What is expected -> Please restate each entry below, word for word.

Element data from apps and pages:
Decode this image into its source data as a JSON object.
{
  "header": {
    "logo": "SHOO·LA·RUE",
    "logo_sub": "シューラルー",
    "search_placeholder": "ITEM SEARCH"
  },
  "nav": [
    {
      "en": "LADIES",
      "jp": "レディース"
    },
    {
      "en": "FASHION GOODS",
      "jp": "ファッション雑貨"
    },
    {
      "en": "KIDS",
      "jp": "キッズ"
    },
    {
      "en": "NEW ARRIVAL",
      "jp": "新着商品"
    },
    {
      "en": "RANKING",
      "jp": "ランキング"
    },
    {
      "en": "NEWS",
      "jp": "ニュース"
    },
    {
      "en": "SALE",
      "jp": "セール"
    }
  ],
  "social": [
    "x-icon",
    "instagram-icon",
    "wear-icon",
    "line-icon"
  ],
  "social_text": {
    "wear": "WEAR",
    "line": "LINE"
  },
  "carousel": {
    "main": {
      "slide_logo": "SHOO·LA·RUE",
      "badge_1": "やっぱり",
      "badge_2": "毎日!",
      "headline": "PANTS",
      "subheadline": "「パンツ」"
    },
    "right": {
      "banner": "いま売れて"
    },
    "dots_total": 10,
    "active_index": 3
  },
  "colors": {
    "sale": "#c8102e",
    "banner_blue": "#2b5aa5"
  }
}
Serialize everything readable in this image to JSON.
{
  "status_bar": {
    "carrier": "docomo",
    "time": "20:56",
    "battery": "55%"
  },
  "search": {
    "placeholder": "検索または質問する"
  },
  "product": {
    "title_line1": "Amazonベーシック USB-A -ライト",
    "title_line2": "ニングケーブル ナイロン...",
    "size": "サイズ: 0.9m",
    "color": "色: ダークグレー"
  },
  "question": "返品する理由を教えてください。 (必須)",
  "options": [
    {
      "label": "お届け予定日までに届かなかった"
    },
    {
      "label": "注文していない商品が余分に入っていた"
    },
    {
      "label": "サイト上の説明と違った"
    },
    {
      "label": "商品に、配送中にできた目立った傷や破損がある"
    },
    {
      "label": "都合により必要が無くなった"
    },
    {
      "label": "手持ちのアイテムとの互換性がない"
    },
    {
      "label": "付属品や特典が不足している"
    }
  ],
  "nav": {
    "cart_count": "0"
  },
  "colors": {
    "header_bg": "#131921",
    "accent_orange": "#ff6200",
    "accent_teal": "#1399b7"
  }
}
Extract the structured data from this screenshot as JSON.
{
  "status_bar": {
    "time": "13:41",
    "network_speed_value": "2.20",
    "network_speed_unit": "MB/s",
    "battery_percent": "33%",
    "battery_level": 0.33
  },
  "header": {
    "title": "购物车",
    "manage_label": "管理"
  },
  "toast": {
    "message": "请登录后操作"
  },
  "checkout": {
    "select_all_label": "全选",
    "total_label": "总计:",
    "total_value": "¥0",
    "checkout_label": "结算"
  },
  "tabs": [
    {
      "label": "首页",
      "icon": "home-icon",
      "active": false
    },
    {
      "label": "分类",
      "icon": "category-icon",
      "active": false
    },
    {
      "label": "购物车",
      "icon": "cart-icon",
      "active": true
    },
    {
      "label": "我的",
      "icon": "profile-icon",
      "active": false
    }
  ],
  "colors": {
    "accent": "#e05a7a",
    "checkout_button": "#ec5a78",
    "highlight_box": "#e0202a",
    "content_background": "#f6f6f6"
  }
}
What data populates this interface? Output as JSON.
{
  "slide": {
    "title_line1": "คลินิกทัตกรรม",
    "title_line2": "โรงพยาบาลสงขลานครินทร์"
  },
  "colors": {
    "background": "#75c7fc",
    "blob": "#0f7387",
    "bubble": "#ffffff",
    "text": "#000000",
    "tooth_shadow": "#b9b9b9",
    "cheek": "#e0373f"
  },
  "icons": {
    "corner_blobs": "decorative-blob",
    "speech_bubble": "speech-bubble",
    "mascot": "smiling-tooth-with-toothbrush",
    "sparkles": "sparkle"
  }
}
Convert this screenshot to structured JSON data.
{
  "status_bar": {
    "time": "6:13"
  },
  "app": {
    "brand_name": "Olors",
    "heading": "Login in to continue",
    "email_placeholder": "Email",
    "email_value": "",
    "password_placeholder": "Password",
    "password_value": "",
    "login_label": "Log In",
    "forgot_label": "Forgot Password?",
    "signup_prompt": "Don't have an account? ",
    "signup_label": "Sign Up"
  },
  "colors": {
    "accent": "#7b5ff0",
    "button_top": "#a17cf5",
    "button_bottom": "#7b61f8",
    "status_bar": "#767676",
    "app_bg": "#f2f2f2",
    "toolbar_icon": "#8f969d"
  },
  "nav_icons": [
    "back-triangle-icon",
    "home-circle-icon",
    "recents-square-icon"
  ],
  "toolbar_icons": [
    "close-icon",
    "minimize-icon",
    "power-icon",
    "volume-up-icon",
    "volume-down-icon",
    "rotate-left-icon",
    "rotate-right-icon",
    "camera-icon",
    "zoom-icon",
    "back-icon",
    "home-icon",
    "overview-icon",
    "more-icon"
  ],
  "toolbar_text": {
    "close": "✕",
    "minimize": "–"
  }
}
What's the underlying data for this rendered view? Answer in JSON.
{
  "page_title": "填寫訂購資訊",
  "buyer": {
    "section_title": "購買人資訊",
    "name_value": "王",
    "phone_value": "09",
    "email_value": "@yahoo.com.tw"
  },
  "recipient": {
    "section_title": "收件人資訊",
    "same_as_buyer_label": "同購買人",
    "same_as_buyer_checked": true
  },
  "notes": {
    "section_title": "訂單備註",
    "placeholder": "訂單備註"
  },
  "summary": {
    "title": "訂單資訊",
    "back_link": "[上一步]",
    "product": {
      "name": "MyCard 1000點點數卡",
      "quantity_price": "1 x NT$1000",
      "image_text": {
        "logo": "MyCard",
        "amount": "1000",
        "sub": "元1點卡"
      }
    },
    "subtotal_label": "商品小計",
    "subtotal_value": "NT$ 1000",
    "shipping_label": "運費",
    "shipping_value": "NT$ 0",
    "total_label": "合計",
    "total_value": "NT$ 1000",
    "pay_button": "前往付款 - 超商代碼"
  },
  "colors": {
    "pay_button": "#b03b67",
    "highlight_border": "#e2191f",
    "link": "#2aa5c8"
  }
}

Reply ->
Decode this image into its source data as a JSON object.
{
  "header": {
    "logo": "SHOO·LA·RUE",
    "logo_sub": "シューラルー",
    "search_placeholder": "ITEM SEARCH"
  },
  "nav": [
    {
      "en": "LADIES",
      "jp": "レディース"
    },
    {
      "en": "FASHION GOODS",
      "jp": "ファッション雑貨"
    },
    {
      "en": "KIDS",
      "jp": "キッズ"
    },
    {
      "en": "NEW ARRIVAL",
      "jp": "新着商品"
    },
    {
      "en": "RANKING",
      "jp": "ランキング"
    },
    {
      "en": "NEWS",
      "jp": "ニュース"
    },
    {
      "en": "SALE",
      "jp": "セール"
    }
  ],
  "social": [
    "x-icon",
    "instagram-icon",
    "wear-icon",
    "line-icon"
  ],
  "social_text": {
    "wear": "WEAR",
    "line": "LINE"
  },
  "carousel": {
    "main": {
      "slide_logo": "SHOO·LA·RUE",
      "badge_1": "やっぱり",
      "badge_2": "毎日!",
      "headline": "PANTS",
      "subheadline": "「パンツ」"
    },
    "right": {
      "banner": "いま売れて"
    },
    "dots_total": 10,
    "active_index": 3
  },
  "colors": {
    "sale": "#c8102e",
    "banner_blue": "#2b5aa5"
  }
}
Serialize everything readable in this image to JSON.
{
  "status_bar": {
    "carrier": "docomo",
    "time": "20:56",
    "battery": "55%"
  },
  "search": {
    "placeholder": "検索または質問する"
  },
  "product": {
    "title_line1": "Amazonベーシック USB-A -ライト",
    "title_line2": "ニングケーブル ナイロン...",
    "size": "サイズ: 0.9m",
    "color": "色: ダークグレー"
  },
  "question": "返品する理由を教えてください。 (必須)",
  "options": [
    {
      "label": "お届け予定日までに届かなかった"
    },
    {
      "label": "注文していない商品が余分に入っていた"
    },
    {
      "label": "サイト上の説明と違った"
    },
    {
      "label": "商品に、配送中にできた目立った傷や破損がある"
    },
    {
      "label": "都合により必要が無くなった"
    },
    {
      "label": "手持ちのアイテムとの互換性がない"
    },
    {
      "label": "付属品や特典が不足している"
    }
  ],
  "nav": {
    "cart_count": "0"
  },
  "colors": {
    "header_bg": "#131921",
    "accent_orange": "#ff6200",
    "accent_teal": "#1399b7"
  }
}
Extract the structured data from this screenshot as JSON.
{
  "status_bar": {
    "time": "13:41",
    "network_speed_value": "2.20",
    "network_speed_unit": "MB/s",
    "battery_percent": "33%",
    "battery_level": 0.33
  },
  "header": {
    "title": "购物车",
    "manage_label": "管理"
  },
  "toast": {
    "message": "请登录后操作"
  },
  "checkout": {
    "select_all_label": "全选",
    "total_label": "总计:",
    "total_value": "¥0",
    "checkout_label": "结算"
  },
  "tabs": [
    {
      "label": "首页",
      "icon": "home-icon",
      "active": false
    },
    {
      "label": "分类",
      "icon": "category-icon",
      "active": false
    },
    {
      "label": "购物车",
      "icon": "cart-icon",
      "active": true
    },
    {
      "label": "我的",
      "icon": "profile-icon",
      "active": false
    }
  ],
  "colors": {
    "accent": "#e05a7a",
    "checkout_button": "#ec5a78",
    "highlight_box": "#e0202a",
    "content_background": "#f6f6f6"
  }
}
What data populates this interface? Output as JSON.
{
  "slide": {
    "title_line1": "คลินิกทัตกรรม",
    "title_line2": "โรงพยาบาลสงขลานครินทร์"
  },
  "colors": {
    "background": "#75c7fc",
    "blob": "#0f7387",
    "bubble": "#ffffff",
    "text": "#000000",
    "tooth_shadow": "#b9b9b9",
    "cheek": "#e0373f"
  },
  "icons": {
    "corner_blobs": "decorative-blob",
    "speech_bubble": "speech-bubble",
    "mascot": "smiling-tooth-with-toothbrush",
    "sparkles": "sparkle"
  }
}
Convert this screenshot to structured JSON data.
{
  "status_bar": {
    "time": "6:13"
  },
  "app": {
    "brand_name": "Olors",
    "heading": "Login in to continue",
    "email_placeholder": "Email",
    "email_value": "",
    "password_placeholder": "Password",
    "password_value": "",
    "login_label": "Log In",
    "forgot_label": "Forgot Password?",
    "signup_prompt": "Don't have an account? ",
    "signup_label": "Sign Up"
  },
  "colors": {
    "accent": "#7b5ff0",
    "button_top": "#a17cf5",
    "button_bottom": "#7b61f8",
    "status_bar": "#767676",
    "app_bg": "#f2f2f2",
    "toolbar_icon": "#8f969d"
  },
  "nav_icons": [
    "back-triangle-icon",
    "home-circle-icon",
    "recents-square-icon"
  ],
  "toolbar_icons": [
    "close-icon",
    "minimize-icon",
    "power-icon",
    "volume-up-icon",
    "volume-down-icon",
    "rotate-left-icon",
    "rotate-right-icon",
    "camera-icon",
    "zoom-icon",
    "back-icon",
    "home-icon",
    "overview-icon",
    "more-icon"
  ],
  "toolbar_text": {
    "close": "✕",
    "minimize": "–"
  }
}
What's the underlying data for this rendered view? Answer in JSON.
{
  "page_title": "填寫訂購資訊",
  "buyer": {
    "section_title": "購買人資訊",
    "name_value": "王",
    "phone_value": "09",
    "email_value": "@yahoo.com.tw"
  },
  "recipient": {
    "section_title": "收件人資訊",
    "same_as_buyer_label": "同購買人",
    "same_as_buyer_checked": true
  },
  "notes": {
    "section_title": "訂單備註",
    "placeholder": "訂單備註"
  },
  "summary": {
    "title": "訂單資訊",
    "back_link": "[上一步]",
    "product": {
      "name": "MyCard 1000點點數卡",
      "quantity_price": "1 x NT$1000",
      "image_text": {
        "logo": "MyCard",
        "amount": "1000",
        "sub": "元1點卡"
      }
    },
    "subtotal_label": "商品小計",
    "subtotal_value": "NT$ 1000",
    "shipping_label": "運費",
    "shipping_value": "NT$ 0",
    "total_label": "合計",
    "total_value": "NT$ 1000",
    "pay_button": "前往付款 - 超商代碼"
  },
  "colors": {
    "pay_button": "#b03b67",
    "highlight_border": "#e2191f",
    "link": "#2aa5c8"
  }
}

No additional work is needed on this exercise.